ACTIVITY: For each record below, write an exact copy.
Segment Open
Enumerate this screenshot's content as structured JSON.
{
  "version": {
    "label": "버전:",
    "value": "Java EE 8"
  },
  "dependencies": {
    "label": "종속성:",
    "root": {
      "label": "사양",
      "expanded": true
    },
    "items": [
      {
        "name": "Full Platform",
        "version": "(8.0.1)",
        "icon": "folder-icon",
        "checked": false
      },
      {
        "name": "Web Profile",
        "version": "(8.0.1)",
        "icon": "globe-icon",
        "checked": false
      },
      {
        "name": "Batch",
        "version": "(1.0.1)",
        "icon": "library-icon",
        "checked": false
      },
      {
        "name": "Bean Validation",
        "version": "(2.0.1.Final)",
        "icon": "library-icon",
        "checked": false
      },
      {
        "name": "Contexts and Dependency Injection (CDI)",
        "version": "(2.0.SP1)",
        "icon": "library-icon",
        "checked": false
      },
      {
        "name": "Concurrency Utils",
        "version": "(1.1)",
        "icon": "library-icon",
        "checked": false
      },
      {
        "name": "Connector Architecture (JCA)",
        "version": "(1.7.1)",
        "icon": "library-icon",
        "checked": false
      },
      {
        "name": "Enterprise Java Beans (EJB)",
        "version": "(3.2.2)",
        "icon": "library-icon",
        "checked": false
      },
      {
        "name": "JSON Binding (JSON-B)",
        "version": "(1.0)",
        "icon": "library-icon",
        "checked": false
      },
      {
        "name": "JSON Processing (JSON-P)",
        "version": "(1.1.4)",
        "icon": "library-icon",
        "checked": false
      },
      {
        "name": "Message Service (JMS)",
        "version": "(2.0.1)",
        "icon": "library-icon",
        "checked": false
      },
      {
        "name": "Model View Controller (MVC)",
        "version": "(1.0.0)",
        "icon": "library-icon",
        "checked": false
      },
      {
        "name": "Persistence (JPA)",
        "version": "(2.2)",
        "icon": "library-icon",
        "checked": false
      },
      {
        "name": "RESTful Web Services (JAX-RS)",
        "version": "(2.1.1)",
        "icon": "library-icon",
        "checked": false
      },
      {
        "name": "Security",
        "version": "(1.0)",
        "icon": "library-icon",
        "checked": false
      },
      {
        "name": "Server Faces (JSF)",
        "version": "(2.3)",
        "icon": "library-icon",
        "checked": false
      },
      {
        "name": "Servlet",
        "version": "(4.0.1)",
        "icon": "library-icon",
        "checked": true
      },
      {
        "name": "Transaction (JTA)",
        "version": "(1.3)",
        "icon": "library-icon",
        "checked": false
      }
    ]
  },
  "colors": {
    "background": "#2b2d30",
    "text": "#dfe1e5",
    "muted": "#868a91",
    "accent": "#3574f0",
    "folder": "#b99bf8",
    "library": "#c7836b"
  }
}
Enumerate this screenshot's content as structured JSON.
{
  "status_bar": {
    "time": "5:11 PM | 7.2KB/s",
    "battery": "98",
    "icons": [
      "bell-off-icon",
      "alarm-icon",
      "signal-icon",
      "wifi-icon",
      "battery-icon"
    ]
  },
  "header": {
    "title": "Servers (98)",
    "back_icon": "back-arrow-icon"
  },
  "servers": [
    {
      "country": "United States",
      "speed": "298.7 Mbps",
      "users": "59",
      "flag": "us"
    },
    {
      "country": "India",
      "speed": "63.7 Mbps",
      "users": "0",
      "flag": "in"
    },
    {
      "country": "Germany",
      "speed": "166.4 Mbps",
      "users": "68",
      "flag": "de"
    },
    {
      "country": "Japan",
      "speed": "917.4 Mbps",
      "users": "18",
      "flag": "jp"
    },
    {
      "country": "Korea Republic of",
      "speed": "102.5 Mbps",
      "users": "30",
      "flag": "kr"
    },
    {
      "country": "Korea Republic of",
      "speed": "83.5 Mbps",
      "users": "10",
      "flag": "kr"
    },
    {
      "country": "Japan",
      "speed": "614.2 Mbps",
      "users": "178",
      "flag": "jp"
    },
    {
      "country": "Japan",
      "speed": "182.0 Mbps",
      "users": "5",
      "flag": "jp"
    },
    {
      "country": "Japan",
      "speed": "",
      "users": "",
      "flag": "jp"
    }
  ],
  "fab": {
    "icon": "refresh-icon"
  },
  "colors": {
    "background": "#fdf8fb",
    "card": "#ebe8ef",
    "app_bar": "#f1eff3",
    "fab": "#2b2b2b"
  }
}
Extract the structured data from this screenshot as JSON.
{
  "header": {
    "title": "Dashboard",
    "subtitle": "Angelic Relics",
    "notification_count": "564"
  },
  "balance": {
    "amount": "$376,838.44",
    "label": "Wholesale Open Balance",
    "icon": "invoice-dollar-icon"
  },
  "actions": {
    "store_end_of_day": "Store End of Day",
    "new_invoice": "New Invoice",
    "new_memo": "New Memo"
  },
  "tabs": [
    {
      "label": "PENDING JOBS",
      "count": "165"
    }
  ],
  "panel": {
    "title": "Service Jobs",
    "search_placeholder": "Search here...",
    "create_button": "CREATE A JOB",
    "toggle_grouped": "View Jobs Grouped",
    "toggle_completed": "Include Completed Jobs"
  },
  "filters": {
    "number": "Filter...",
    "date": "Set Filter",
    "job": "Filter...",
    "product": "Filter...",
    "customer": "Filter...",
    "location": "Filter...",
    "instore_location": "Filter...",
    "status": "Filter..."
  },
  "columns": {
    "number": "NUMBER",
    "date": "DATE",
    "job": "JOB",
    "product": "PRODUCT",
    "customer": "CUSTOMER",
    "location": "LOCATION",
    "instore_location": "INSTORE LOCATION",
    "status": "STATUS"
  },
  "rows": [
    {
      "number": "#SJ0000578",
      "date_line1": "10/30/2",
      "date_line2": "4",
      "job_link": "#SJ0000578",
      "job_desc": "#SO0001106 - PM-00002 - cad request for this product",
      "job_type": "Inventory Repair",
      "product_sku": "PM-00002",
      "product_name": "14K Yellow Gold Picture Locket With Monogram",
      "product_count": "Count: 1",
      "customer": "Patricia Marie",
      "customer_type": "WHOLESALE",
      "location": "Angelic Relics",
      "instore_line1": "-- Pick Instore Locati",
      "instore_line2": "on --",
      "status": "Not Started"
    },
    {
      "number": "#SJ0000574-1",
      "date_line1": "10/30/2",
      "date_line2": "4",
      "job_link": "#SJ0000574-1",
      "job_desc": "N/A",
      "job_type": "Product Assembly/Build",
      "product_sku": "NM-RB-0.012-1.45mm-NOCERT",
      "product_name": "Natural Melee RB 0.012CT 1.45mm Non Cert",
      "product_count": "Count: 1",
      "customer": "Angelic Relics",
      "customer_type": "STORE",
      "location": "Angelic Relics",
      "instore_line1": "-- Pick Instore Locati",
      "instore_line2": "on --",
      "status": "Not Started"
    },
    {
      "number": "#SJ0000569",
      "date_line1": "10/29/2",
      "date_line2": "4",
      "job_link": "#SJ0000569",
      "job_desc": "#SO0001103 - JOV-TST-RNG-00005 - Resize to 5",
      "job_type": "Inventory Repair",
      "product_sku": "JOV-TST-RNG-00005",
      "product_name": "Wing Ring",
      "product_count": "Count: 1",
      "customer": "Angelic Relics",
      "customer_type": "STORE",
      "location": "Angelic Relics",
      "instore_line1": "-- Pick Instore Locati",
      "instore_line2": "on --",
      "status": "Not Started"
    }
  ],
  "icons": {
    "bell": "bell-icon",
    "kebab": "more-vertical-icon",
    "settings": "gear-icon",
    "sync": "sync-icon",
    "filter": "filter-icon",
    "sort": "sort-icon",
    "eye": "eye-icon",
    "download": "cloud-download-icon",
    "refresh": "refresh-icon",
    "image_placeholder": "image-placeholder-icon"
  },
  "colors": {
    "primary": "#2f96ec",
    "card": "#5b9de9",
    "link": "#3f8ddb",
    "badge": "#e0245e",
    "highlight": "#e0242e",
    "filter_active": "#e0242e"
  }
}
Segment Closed
WRITTEN REPLY:
Enumerate this screenshot's content as structured JSON.
{
  "version": {
    "label": "버전:",
    "value": "Java EE 8"
  },
  "dependencies": {
    "label": "종속성:",
    "root": {
      "label": "사양",
      "expanded": true
    },
    "items": [
      {
        "name": "Full Platform",
        "version": "(8.0.1)",
        "icon": "folder-icon",
        "checked": false
      },
      {
        "name": "Web Profile",
        "version": "(8.0.1)",
        "icon": "globe-icon",
        "checked": false
      },
      {
        "name": "Batch",
        "version": "(1.0.1)",
        "icon": "library-icon",
        "checked": false
      },
      {
        "name": "Bean Validation",
        "version": "(2.0.1.Final)",
        "icon": "library-icon",
        "checked": false
      },
      {
        "name": "Contexts and Dependency Injection (CDI)",
        "version": "(2.0.SP1)",
        "icon": "library-icon",
        "checked": false
      },
      {
        "name": "Concurrency Utils",
        "version": "(1.1)",
        "icon": "library-icon",
        "checked": false
      },
      {
        "name": "Connector Architecture (JCA)",
        "version": "(1.7.1)",
        "icon": "library-icon",
        "checked": false
      },
      {
        "name": "Enterprise Java Beans (EJB)",
        "version": "(3.2.2)",
        "icon": "library-icon",
        "checked": false
      },
      {
        "name": "JSON Binding (JSON-B)",
        "version": "(1.0)",
        "icon": "library-icon",
        "checked": false
      },
      {
        "name": "JSON Processing (JSON-P)",
        "version": "(1.1.4)",
        "icon": "library-icon",
        "checked": false
      },
      {
        "name": "Message Service (JMS)",
        "version": "(2.0.1)",
        "icon": "library-icon",
        "checked": false
      },
      {
        "name": "Model View Controller (MVC)",
        "version": "(1.0.0)",
        "icon": "library-icon",
        "checked": false
      },
      {
        "name": "Persistence (JPA)",
        "version": "(2.2)",
        "icon": "library-icon",
        "checked": false
      },
      {
        "name": "RESTful Web Services (JAX-RS)",
        "version": "(2.1.1)",
        "icon": "library-icon",
        "checked": false
      },
      {
        "name": "Security",
        "version": "(1.0)",
        "icon": "library-icon",
        "checked": false
      },
      {
        "name": "Server Faces (JSF)",
        "version": "(2.3)",
        "icon": "library-icon",
        "checked": false
      },
      {
        "name": "Servlet",
        "version": "(4.0.1)",
        "icon": "library-icon",
        "checked": true
      },
      {
        "name": "Transaction (JTA)",
        "version": "(1.3)",
        "icon": "library-icon",
        "checked": false
      }
    ]
  },
  "colors": {
    "background": "#2b2d30",
    "text": "#dfe1e5",
    "muted": "#868a91",
    "accent": "#3574f0",
    "folder": "#b99bf8",
    "library": "#c7836b"
  }
}
Enumerate this screenshot's content as structured JSON.
{
  "status_bar": {
    "time": "5:11 PM | 7.2KB/s",
    "battery": "98",
    "icons": [
      "bell-off-icon",
      "alarm-icon",
      "signal-icon",
      "wifi-icon",
      "battery-icon"
    ]
  },
  "header": {
    "title": "Servers (98)",
    "back_icon": "back-arrow-icon"
  },
  "servers": [
    {
      "country": "United States",
      "speed": "298.7 Mbps",
      "users": "59",
      "flag": "us"
    },
    {
      "country": "India",
      "speed": "63.7 Mbps",
      "users": "0",
      "flag": "in"
    },
    {
      "country": "Germany",
      "speed": "166.4 Mbps",
      "users": "68",
      "flag": "de"
    },
    {
      "country": "Japan",
      "speed": "917.4 Mbps",
      "users": "18",
      "flag": "jp"
    },
    {
      "country": "Korea Republic of",
      "speed": "102.5 Mbps",
      "users": "30",
      "flag": "kr"
    },
    {
      "country": "Korea Republic of",
      "speed": "83.5 Mbps",
      "users": "10",
      "flag": "kr"
    },
    {
      "country": "Japan",
      "speed": "614.2 Mbps",
      "users": "178",
      "flag": "jp"
    },
    {
      "country": "Japan",
      "speed": "182.0 Mbps",
      "users": "5",
      "flag": "jp"
    },
    {
      "country": "Japan",
      "speed": "",
      "users": "",
      "flag": "jp"
    }
  ],
  "fab": {
    "icon": "refresh-icon"
  },
  "colors": {
    "background": "#fdf8fb",
    "card": "#ebe8ef",
    "app_bar": "#f1eff3",
    "fab": "#2b2b2b"
  }
}
Extract the structured data from this screenshot as JSON.
{
  "header": {
    "title": "Dashboard",
    "subtitle": "Angelic Relics",
    "notification_count": "564"
  },
  "balance": {
    "amount": "$376,838.44",
    "label": "Wholesale Open Balance",
    "icon": "invoice-dollar-icon"
  },
  "actions": {
    "store_end_of_day": "Store End of Day",
    "new_invoice": "New Invoice",
    "new_memo": "New Memo"
  },
  "tabs": [
    {
      "label": "PENDING JOBS",
      "count": "165"
    }
  ],
  "panel": {
    "title": "Service Jobs",
    "search_placeholder": "Search here...",
    "create_button": "CREATE A JOB",
    "toggle_grouped": "View Jobs Grouped",
    "toggle_completed": "Include Completed Jobs"
  },
  "filters": {
    "number": "Filter...",
    "date": "Set Filter",
    "job": "Filter...",
    "product": "Filter...",
    "customer": "Filter...",
    "location": "Filter...",
    "instore_location": "Filter...",
    "status": "Filter..."
  },
  "columns": {
    "number": "NUMBER",
    "date": "DATE",
    "job": "JOB",
    "product": "PRODUCT",
    "customer": "CUSTOMER",
    "location": "LOCATION",
    "instore_location": "INSTORE LOCATION",
    "status": "STATUS"
  },
  "rows": [
    {
      "number": "#SJ0000578",
      "date_line1": "10/30/2",
      "date_line2": "4",
      "job_link": "#SJ0000578",
      "job_desc": "#SO0001106 - PM-00002 - cad request for this product",
      "job_type": "Inventory Repair",
      "product_sku": "PM-00002",
      "product_name": "14K Yellow Gold Picture Locket With Monogram",
      "product_count": "Count: 1",
      "customer": "Patricia Marie",
      "customer_type": "WHOLESALE",
      "location": "Angelic Relics",
      "instore_line1": "-- Pick Instore Locati",
      "instore_line2": "on --",
      "status": "Not Started"
    },
    {
      "number": "#SJ0000574-1",
      "date_line1": "10/30/2",
      "date_line2": "4",
      "job_link": "#SJ0000574-1",
      "job_desc": "N/A",
      "job_type": "Product Assembly/Build",
      "product_sku": "NM-RB-0.012-1.45mm-NOCERT",
      "product_name": "Natural Melee RB 0.012CT 1.45mm Non Cert",
      "product_count": "Count: 1",
      "customer": "Angelic Relics",
      "customer_type": "STORE",
      "location": "Angelic Relics",
      "instore_line1": "-- Pick Instore Locati",
      "instore_line2": "on --",
      "status": "Not Started"
    },
    {
      "number": "#SJ0000569",
      "date_line1": "10/29/2",
      "date_line2": "4",
      "job_link": "#SJ0000569",
      "job_desc": "#SO0001103 - JOV-TST-RNG-00005 - Resize to 5",
      "job_type": "Inventory Repair",
      "product_sku": "JOV-TST-RNG-00005",
      "product_name": "Wing Ring",
      "product_count": "Count: 1",
      "customer": "Angelic Relics",
      "customer_type": "STORE",
      "location": "Angelic Relics",
      "instore_line1": "-- Pick Instore Locati",
      "instore_line2": "on --",
      "status": "Not Started"
    }
  ],
  "icons": {
    "bell": "bell-icon",
    "kebab": "more-vertical-icon",
    "settings": "gear-icon",
    "sync": "sync-icon",
    "filter": "filter-icon",
    "sort": "sort-icon",
    "eye": "eye-icon",
    "download": "cloud-download-icon",
    "refresh": "refresh-icon",
    "image_placeholder": "image-placeholder-icon"
  },
  "colors": {
    "primary": "#2f96ec",
    "card": "#5b9de9",
    "link": "#3f8ddb",
    "badge": "#e0245e",
    "highlight": "#e0242e",
    "filter_active": "#e0242e"
  }
}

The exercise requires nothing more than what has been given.